The late escape artist extraordinaire and legendary illusionist Harry Houdini has been portrayed on film and television many a time before, and that practice will be continuing in the future. One such upcoming project is Houdini, which is based on William Kalush and Larry Sloman's book "The Secret life of Houdini: The Making of America's First Superhero" - a work of literature that's long been questioned for its historical accuracy - and was adapted into script form by Noah Oppenheim.
Houdini was one of the projects that Hunger Games filmmaker Gary Ross circled last year, after he decided to pass on helming the sequel to his young adult hit adaptation, Catching Fire. Ross ended up turning down the period-adventure and - last we heard - was going to devote his time and effort to making Disney's Peter and the Starcatchers movie instead.
Deadline is reporting that Summit Entertainment has begun early negotiations with Dean Parisot to direct Houdini. The filmmaker and studio collaborated on next month's comic book movie sequel RED 2, with Bruce Willis, John Malkovich and Helen Mirren reprise their roles as retired black ops agents from the sleeper action-comedy hit RED.
A third RED installment has entered the screenwriting stage of development (with a 2014 production start date target), so it would seem that Summit is pleased with Parisot's upcoming installment in the "Old-Timers with Guns" franchise - and thus, wants him to make Houdini.
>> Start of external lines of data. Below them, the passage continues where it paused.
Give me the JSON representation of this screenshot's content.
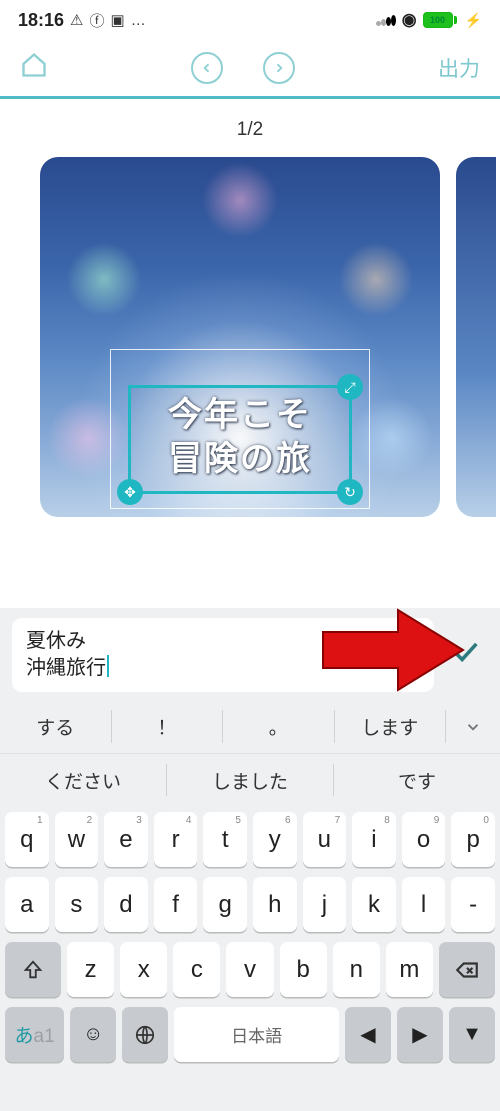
{
  "status": {
    "time": "18:16",
    "battery_pct": "100"
  },
  "nav": {
    "export_label": "出力"
  },
  "canvas": {
    "page_indicator": "1/2",
    "text_line1": "今年こそ",
    "text_line2": "冒険の旅"
  },
  "input": {
    "line1": "夏休み",
    "line2": "沖縄旅行"
  },
  "suggestions_row1": [
    "する",
    "！",
    "。",
    "します"
  ],
  "suggestions_row2": [
    "ください",
    "しました",
    "です"
  ],
  "keyboard": {
    "row1": [
      {
        "k": "q",
        "s": "1"
      },
      {
        "k": "w",
        "s": "2"
      },
      {
        "k": "e",
        "s": "3"
      },
      {
        "k": "r",
        "s": "4"
      },
      {
        "k": "t",
        "s": "5"
      },
      {
        "k": "y",
        "s": "6"
      },
      {
        "k": "u",
        "s": "7"
      },
      {
        "k": "i",
        "s": "8"
      },
      {
        "k": "o",
        "s": "9"
      },
      {
        "k": "p",
        "s": "0"
      }
    ],
    "row2": [
      "a",
      "s",
      "d",
      "f",
      "g",
      "h",
      "j",
      "k",
      "l",
      "-"
    ],
    "row3": [
      "z",
      "x",
      "c",
      "v",
      "b",
      "n",
      "m"
    ],
    "space_label": "日本語",
    "mode_kana": "あ",
    "mode_alpha": "a",
    "mode_num": "1"
  }
}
Parisot's resume as director includes the beloved Star Trek-riff action-comedy Galaxy Quest and the (not-so-popular) Jim Carrey laughfest Fun with Dick and Jane, in addition to episodes on TV shows ranging from the comedy Monk to the gritty neo-western Justified.
Meanwhile, Oppenheim is a screenwriter who's managed to get a lot of work, even though he doesn't have any completed films on his resume yet. That will change next year, once the YA sci-fi novel adaptation The Maze Runner reaches theaters (based on his script), and provides everyone with a means to gauge Oppenheim's storytelling abilities.
Oppenheim was reported to be writing a remake of the 1980s Matthew Broderick cult classic WarGames, in addition to a new screen version of George Orwell's classic dystopia novel 1984. He also has the Jacqueline Kennedy biopic script Jackie collecting dust, even though it made the 2010 Hollywood Black List of Best Unproduced screenplays.
Point being, Oppenheim is an interesting (that means promising) choice to create a compelling portrait of the late Houdini, by painting him as a cross between Indiana Jones and Sherlock Holmes (according to previous descriptions of the project). Similarly, Parisot may be the right man for the job, and could deliver a fun spin on the "Historical Figure as a Superhero" premise - one that isn't too serious for its own good and skimps on the dark ridiculousness found in other films that belong to the sub-genre (see: Abraham Lincoln: Vampire Hunter).
Screen Rant will keep you posted on Houdini as more information comes our way.